Data about app and page elements:
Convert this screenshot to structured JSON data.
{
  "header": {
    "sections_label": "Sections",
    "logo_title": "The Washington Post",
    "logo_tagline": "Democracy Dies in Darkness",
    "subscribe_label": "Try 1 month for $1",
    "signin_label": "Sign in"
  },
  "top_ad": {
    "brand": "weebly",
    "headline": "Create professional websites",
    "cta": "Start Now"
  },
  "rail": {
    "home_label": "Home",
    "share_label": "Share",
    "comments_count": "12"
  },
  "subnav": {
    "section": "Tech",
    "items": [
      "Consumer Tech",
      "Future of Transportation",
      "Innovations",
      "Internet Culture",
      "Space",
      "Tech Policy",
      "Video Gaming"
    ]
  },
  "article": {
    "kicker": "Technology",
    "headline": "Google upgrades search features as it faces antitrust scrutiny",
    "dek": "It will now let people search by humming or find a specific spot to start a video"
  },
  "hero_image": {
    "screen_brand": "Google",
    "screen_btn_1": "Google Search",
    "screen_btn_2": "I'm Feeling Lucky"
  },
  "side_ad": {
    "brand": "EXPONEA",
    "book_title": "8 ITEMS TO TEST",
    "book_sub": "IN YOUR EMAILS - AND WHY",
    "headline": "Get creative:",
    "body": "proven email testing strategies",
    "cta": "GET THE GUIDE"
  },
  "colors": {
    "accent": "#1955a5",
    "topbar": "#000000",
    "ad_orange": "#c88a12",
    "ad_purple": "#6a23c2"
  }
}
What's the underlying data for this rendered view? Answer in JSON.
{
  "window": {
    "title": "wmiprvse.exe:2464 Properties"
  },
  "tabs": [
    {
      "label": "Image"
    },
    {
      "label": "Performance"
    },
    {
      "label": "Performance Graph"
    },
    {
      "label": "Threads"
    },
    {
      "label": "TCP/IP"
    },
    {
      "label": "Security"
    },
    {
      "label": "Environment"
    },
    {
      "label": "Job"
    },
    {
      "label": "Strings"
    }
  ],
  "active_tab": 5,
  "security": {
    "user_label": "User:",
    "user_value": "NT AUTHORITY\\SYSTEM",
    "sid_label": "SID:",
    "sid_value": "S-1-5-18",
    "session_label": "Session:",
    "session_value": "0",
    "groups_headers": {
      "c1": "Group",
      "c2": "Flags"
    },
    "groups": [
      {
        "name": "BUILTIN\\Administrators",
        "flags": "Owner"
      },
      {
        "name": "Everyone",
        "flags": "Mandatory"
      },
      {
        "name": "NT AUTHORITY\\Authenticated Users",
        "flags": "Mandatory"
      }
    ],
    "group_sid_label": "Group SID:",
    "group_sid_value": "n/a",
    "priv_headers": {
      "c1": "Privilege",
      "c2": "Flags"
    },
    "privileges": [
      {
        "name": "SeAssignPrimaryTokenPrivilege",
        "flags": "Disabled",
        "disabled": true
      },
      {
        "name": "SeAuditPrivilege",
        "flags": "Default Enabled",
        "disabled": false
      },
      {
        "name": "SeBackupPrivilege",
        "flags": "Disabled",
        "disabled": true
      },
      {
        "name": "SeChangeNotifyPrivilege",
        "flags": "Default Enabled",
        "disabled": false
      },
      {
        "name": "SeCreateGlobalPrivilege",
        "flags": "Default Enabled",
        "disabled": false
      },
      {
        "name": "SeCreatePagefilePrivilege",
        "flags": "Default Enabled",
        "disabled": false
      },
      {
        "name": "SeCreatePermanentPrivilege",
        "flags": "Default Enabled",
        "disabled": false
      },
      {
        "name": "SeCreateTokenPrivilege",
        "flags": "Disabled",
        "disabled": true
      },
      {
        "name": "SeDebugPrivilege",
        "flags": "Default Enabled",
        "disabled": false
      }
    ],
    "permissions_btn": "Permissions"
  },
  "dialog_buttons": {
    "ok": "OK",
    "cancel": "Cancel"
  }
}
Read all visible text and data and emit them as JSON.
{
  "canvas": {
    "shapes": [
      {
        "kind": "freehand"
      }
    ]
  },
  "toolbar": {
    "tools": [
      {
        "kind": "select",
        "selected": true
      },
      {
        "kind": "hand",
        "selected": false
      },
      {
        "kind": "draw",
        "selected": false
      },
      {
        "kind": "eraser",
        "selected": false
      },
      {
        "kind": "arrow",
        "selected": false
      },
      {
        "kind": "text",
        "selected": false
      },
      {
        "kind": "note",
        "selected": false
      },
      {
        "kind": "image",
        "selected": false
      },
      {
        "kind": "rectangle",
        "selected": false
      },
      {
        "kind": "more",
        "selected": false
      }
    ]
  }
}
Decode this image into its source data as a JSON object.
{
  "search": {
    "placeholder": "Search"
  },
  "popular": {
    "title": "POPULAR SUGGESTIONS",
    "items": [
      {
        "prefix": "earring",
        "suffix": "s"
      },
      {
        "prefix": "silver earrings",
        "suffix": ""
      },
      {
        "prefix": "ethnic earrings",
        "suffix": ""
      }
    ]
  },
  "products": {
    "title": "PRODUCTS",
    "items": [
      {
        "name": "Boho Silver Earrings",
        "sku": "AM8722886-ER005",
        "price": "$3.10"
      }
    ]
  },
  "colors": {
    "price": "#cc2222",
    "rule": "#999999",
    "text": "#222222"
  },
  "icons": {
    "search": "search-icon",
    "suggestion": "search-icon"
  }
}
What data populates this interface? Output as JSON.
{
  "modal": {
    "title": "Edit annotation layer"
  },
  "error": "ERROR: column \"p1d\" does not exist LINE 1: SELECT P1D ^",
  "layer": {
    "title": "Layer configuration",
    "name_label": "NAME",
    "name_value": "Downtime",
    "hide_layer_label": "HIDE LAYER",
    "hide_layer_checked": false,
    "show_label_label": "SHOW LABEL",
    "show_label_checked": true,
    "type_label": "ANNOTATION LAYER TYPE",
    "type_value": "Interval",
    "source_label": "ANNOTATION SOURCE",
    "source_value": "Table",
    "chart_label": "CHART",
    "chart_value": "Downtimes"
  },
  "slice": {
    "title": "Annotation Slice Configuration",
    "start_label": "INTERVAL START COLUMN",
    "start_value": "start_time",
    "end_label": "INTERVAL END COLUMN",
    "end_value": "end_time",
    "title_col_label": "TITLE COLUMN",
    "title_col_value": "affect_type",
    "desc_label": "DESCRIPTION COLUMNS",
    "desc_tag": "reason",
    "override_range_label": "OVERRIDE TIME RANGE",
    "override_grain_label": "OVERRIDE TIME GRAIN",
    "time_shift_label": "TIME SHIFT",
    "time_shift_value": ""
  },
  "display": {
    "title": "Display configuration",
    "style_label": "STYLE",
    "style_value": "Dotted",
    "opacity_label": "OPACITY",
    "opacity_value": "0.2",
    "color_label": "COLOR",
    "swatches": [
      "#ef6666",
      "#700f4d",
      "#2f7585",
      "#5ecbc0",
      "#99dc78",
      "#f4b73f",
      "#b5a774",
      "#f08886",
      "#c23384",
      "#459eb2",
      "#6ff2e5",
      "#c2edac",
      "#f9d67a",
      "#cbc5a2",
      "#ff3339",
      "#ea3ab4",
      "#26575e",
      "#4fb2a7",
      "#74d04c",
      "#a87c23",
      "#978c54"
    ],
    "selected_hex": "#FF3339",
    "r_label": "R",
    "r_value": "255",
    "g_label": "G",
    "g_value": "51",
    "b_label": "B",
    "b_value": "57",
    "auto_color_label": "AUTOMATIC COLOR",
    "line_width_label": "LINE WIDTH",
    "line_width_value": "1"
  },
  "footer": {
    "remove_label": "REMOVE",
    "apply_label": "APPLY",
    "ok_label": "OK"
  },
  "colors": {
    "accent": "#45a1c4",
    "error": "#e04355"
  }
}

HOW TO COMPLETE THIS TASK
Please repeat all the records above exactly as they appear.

SOLUTION BELOW
Convert this screenshot to structured JSON data.
{
  "header": {
    "sections_label": "Sections",
    "logo_title": "The Washington Post",
    "logo_tagline": "Democracy Dies in Darkness",
    "subscribe_label": "Try 1 month for $1",
    "signin_label": "Sign in"
  },
  "top_ad": {
    "brand": "weebly",
    "headline": "Create professional websites",
    "cta": "Start Now"
  },
  "rail": {
    "home_label": "Home",
    "share_label": "Share",
    "comments_count": "12"
  },
  "subnav": {
    "section": "Tech",
    "items": [
      "Consumer Tech",
      "Future of Transportation",
      "Innovations",
      "Internet Culture",
      "Space",
      "Tech Policy",
      "Video Gaming"
    ]
  },
  "article": {
    "kicker": "Technology",
    "headline": "Google upgrades search features as it faces antitrust scrutiny",
    "dek": "It will now let people search by humming or find a specific spot to start a video"
  },
  "hero_image": {
    "screen_brand": "Google",
    "screen_btn_1": "Google Search",
    "screen_btn_2": "I'm Feeling Lucky"
  },
  "side_ad": {
    "brand": "EXPONEA",
    "book_title": "8 ITEMS TO TEST",
    "book_sub": "IN YOUR EMAILS - AND WHY",
    "headline": "Get creative:",
    "body": "proven email testing strategies",
    "cta": "GET THE GUIDE"
  },
  "colors": {
    "accent": "#1955a5",
    "topbar": "#000000",
    "ad_orange": "#c88a12",
    "ad_purple": "#6a23c2"
  }
}
What's the underlying data for this rendered view? Answer in JSON.
{
  "window": {
    "title": "wmiprvse.exe:2464 Properties"
  },
  "tabs": [
    {
      "label": "Image"
    },
    {
      "label": "Performance"
    },
    {
      "label": "Performance Graph"
    },
    {
      "label": "Threads"
    },
    {
      "label": "TCP/IP"
    },
    {
      "label": "Security"
    },
    {
      "label": "Environment"
    },
    {
      "label": "Job"
    },
    {
      "label": "Strings"
    }
  ],
  "active_tab": 5,
  "security": {
    "user_label": "User:",
    "user_value": "NT AUTHORITY\\SYSTEM",
    "sid_label": "SID:",
    "sid_value": "S-1-5-18",
    "session_label": "Session:",
    "session_value": "0",
    "groups_headers": {
      "c1": "Group",
      "c2": "Flags"
    },
    "groups": [
      {
        "name": "BUILTIN\\Administrators",
        "flags": "Owner"
      },
      {
        "name": "Everyone",
        "flags": "Mandatory"
      },
      {
        "name": "NT AUTHORITY\\Authenticated Users",
        "flags": "Mandatory"
      }
    ],
    "group_sid_label": "Group SID:",
    "group_sid_value": "n/a",
    "priv_headers": {
      "c1": "Privilege",
      "c2": "Flags"
    },
    "privileges": [
      {
        "name": "SeAssignPrimaryTokenPrivilege",
        "flags": "Disabled",
        "disabled": true
      },
      {
        "name": "SeAuditPrivilege",
        "flags": "Default Enabled",
        "disabled": false
      },
      {
        "name": "SeBackupPrivilege",
        "flags": "Disabled",
        "disabled": true
      },
      {
        "name": "SeChangeNotifyPrivilege",
        "flags": "Default Enabled",
        "disabled": false
      },
      {
        "name": "SeCreateGlobalPrivilege",
        "flags": "Default Enabled",
        "disabled": false
      },
      {
        "name": "SeCreatePagefilePrivilege",
        "flags": "Default Enabled",
        "disabled": false
      },
      {
        "name": "SeCreatePermanentPrivilege",
        "flags": "Default Enabled",
        "disabled": false
      },
      {
        "name": "SeCreateTokenPrivilege",
        "flags": "Disabled",
        "disabled": true
      },
      {
        "name": "SeDebugPrivilege",
        "flags": "Default Enabled",
        "disabled": false
      }
    ],
    "permissions_btn": "Permissions"
  },
  "dialog_buttons": {
    "ok": "OK",
    "cancel": "Cancel"
  }
}
Read all visible text and data and emit them as JSON.
{
  "canvas": {
    "shapes": [
      {
        "kind": "freehand"
      }
    ]
  },
  "toolbar": {
    "tools": [
      {
        "kind": "select",
        "selected": true
      },
      {
        "kind": "hand",
        "selected": false
      },
      {
        "kind": "draw",
        "selected": false
      },
      {
        "kind": "eraser",
        "selected": false
      },
      {
        "kind": "arrow",
        "selected": false
      },
      {
        "kind": "text",
        "selected": false
      },
      {
        "kind": "note",
        "selected": false
      },
      {
        "kind": "image",
        "selected": false
      },
      {
        "kind": "rectangle",
        "selected": false
      },
      {
        "kind": "more",
        "selected": false
      }
    ]
  }
}
Decode this image into its source data as a JSON object.
{
  "search": {
    "placeholder": "Search"
  },
  "popular": {
    "title": "POPULAR SUGGESTIONS",
    "items": [
      {
        "prefix": "earring",
        "suffix": "s"
      },
      {
        "prefix": "silver earrings",
        "suffix": ""
      },
      {
        "prefix": "ethnic earrings",
        "suffix": ""
      }
    ]
  },
  "products": {
    "title": "PRODUCTS",
    "items": [
      {
        "name": "Boho Silver Earrings",
        "sku": "AM8722886-ER005",
        "price": "$3.10"
      }
    ]
  },
  "colors": {
    "price": "#cc2222",
    "rule": "#999999",
    "text": "#222222"
  },
  "icons": {
    "search": "search-icon",
    "suggestion": "search-icon"
  }
}
What data populates this interface? Output as JSON.
{
  "modal": {
    "title": "Edit annotation layer"
  },
  "error": "ERROR: column \"p1d\" does not exist LINE 1: SELECT P1D ^",
  "layer": {
    "title": "Layer configuration",
    "name_label": "NAME",
    "name_value": "Downtime",
    "hide_layer_label": "HIDE LAYER",
    "hide_layer_checked": false,
    "show_label_label": "SHOW LABEL",
    "show_label_checked": true,
    "type_label": "ANNOTATION LAYER TYPE",
    "type_value": "Interval",
    "source_label": "ANNOTATION SOURCE",
    "source_value": "Table",
    "chart_label": "CHART",
    "chart_value": "Downtimes"
  },
  "slice": {
    "title": "Annotation Slice Configuration",
    "start_label": "INTERVAL START COLUMN",
    "start_value": "start_time",
    "end_label": "INTERVAL END COLUMN",
    "end_value": "end_time",
    "title_col_label": "TITLE COLUMN",
    "title_col_value": "affect_type",
    "desc_label": "DESCRIPTION COLUMNS",
    "desc_tag": "reason",
    "override_range_label": "OVERRIDE TIME RANGE",
    "override_grain_label": "OVERRIDE TIME GRAIN",
    "time_shift_label": "TIME SHIFT",
    "time_shift_value": ""
  },
  "display": {
    "title": "Display configuration",
    "style_label": "STYLE",
    "style_value": "Dotted",
    "opacity_label": "OPACITY",
    "opacity_value": "0.2",
    "color_label": "COLOR",
    "swatches": [
      "#ef6666",
      "#700f4d",
      "#2f7585",
      "#5ecbc0",
      "#99dc78",
      "#f4b73f",
      "#b5a774",
      "#f08886",
      "#c23384",
      "#459eb2",
      "#6ff2e5",
      "#c2edac",
      "#f9d67a",
      "#cbc5a2",
      "#ff3339",
      "#ea3ab4",
      "#26575e",
      "#4fb2a7",
      "#74d04c",
      "#a87c23",
      "#978c54"
    ],
    "selected_hex": "#FF3339",
    "r_label": "R",
    "r_value": "255",
    "g_label": "G",
    "g_value": "51",
    "b_label": "B",
    "b_value": "57",
    "auto_color_label": "AUTOMATIC COLOR",
    "line_width_label": "LINE WIDTH",
    "line_width_value": "1"
  },
  "footer": {
    "remove_label": "REMOVE",
    "apply_label": "APPLY",
    "ok_label": "OK"
  },
  "colors": {
    "accent": "#45a1c4",
    "error": "#e04355"
  }
}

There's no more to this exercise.